In the district I worked for, I was asked by the superintendent’s office to make a games-based asset for 6th grade science classrooms to use as an introductory module to the rain cycle. The specifications were that it should be interactive, utilize the SmartBoard as the delivery method, possibly themed after Jeopardy, and should allow students to have real-time feedback in terms of a win/loss state; if they answer a question correctly, they ‘win’ and continue to the next question, and if they don’t, they ‘lose’ and another student comes up and starts the game over. I made this asset, it was signed off on, and it was released district-wide. What was not communicated to me was that this asset would be used as an assessment tool for students’ progress leading up to Texas’ standardized test, STAAR.

There are a few considerations that must be made when examining this situation: First, why is a game being used to introduce material but also assess students on what they’ve learned when there has been no formal instruction on the subject in question? Second, why is a games-based pedagogical model being used to assess student success regarding a standardized test that is not games-based? Third, which students in these classrooms had the technological proficiencies to successfully complete these games, or to possibly game the game by guessing the answers correctly based on experience they’ve had with similar games on, say, the Wii? When I raised some of these questions with the superintendent’s office, they said that “[This district] prides itself on being a place where all students are active learners and where technology aids all classrooms and teachers in achieving that goal.” The district’s vague, patronizing boilerplate only works to highlight the complete disconnect between teachers operating in the classroom and administration who are relentless in pushing technologization within the classroom, regardless of who inhabits that space.

In the End, Does it Even Matter?

The examples above are granular examples of the wider problematic implementation of technology in classrooms and a push for games-based pedagogy that I’ve experienced. These systems privilege certain learners over others both through how the district forces pedagogical styles on teachers and by forcing teachers to use technology that may be against the teachers’ better judgements
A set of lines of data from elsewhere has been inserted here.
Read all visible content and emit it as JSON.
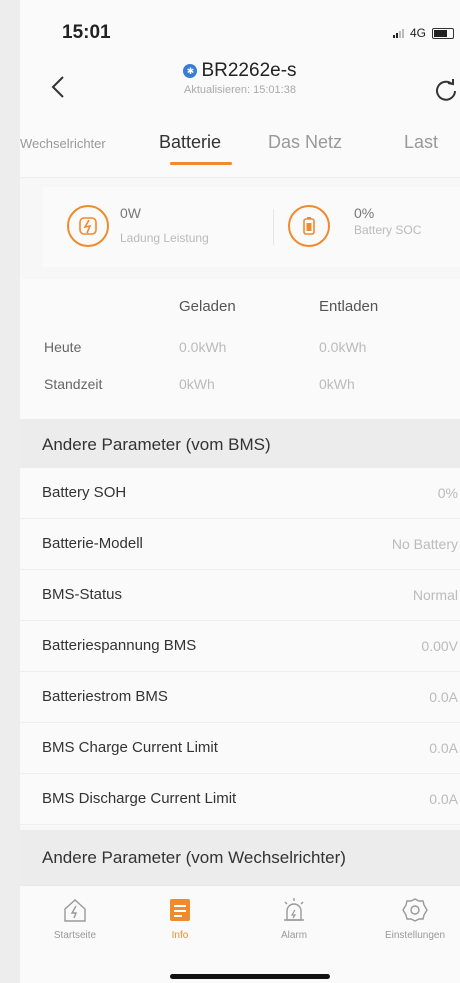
{
  "status": {
    "time": "15:01",
    "network": "4G"
  },
  "header": {
    "device_name": "BR2262e-s",
    "updated": "Aktualisieren: 15:01:38"
  },
  "tabs": [
    {
      "label": "Wechselrichter",
      "active": false
    },
    {
      "label": "Batterie",
      "active": true
    },
    {
      "label": "Das Netz",
      "active": false
    },
    {
      "label": "Last",
      "active": false
    }
  ],
  "summary": {
    "power_value": "0W",
    "power_label": "Ladung Leistung",
    "soc_value": "0%",
    "soc_label": "Battery SOC"
  },
  "stats": {
    "col_charged": "Geladen",
    "col_discharged": "Entladen",
    "rows": [
      {
        "label": "Heute",
        "charged": "0.0kWh",
        "discharged": "0.0kWh"
      },
      {
        "label": "Standzeit",
        "charged": "0kWh",
        "discharged": "0kWh"
      }
    ]
  },
  "bms_section": {
    "title": "Andere Parameter (vom BMS)",
    "rows": [
      {
        "label": "Battery SOH",
        "value": "0%"
      },
      {
        "label": "Batterie-Modell",
        "value": "No Battery"
      },
      {
        "label": "BMS-Status",
        "value": "Normal"
      },
      {
        "label": "Batteriespannung BMS",
        "value": "0.00V"
      },
      {
        "label": "Batteriestrom BMS",
        "value": "0.0A"
      },
      {
        "label": "BMS Charge Current Limit",
        "value": "0.0A"
      },
      {
        "label": "BMS Discharge Current Limit",
        "value": "0.0A"
      }
    ]
  },
  "inverter_section": {
    "title": "Andere Parameter (vom Wechselrichter)"
  },
  "nav": [
    {
      "label": "Startseite",
      "icon": "home-icon",
      "active": false
    },
    {
      "label": "Info",
      "icon": "info-list-icon",
      "active": true
    },
    {
      "label": "Alarm",
      "icon": "alarm-icon",
      "active": false
    },
    {
      "label": "Einstellungen",
      "icon": "gear-icon",
      "active": false
    }
  ],
  "colors": {
    "accent": "#f08a2e",
    "bluetooth": "#3a7bd5"
  }
}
I hope this work will start a conversation about how we, as educators, can start thinking through granular approaches to classroom technologization that privilege all of our learners over totalizing approaches that only favor some learners. Sometimes that means not using technology, or pushing back on using technology that does not align with the pedagogical practices that we, as classroom instructors, know will better suit the learners we are instructing.

What I am calling for is a critical reexamination of how, why, and where technology and games-based learning is implemented in classroom settings and how it erases certain learners. I am calling for future theoretical and practical work that decenters white, normative, upper-middle class bodies as the assumed-standard bodies in classrooms, and for scholarship that decenters white, normative, upper-middle class scholars as preeminent in the field of games-based pedagogy. Instead, future work should approach pedagogy, technology, and games-based learning from an intersectional paradigm in which teachers who are in the classroom every day with their students of varying socioeconomic status and of varying technological proficiencies and outside-of-school support-networks are given the autonomy to decide how best to teach their classes.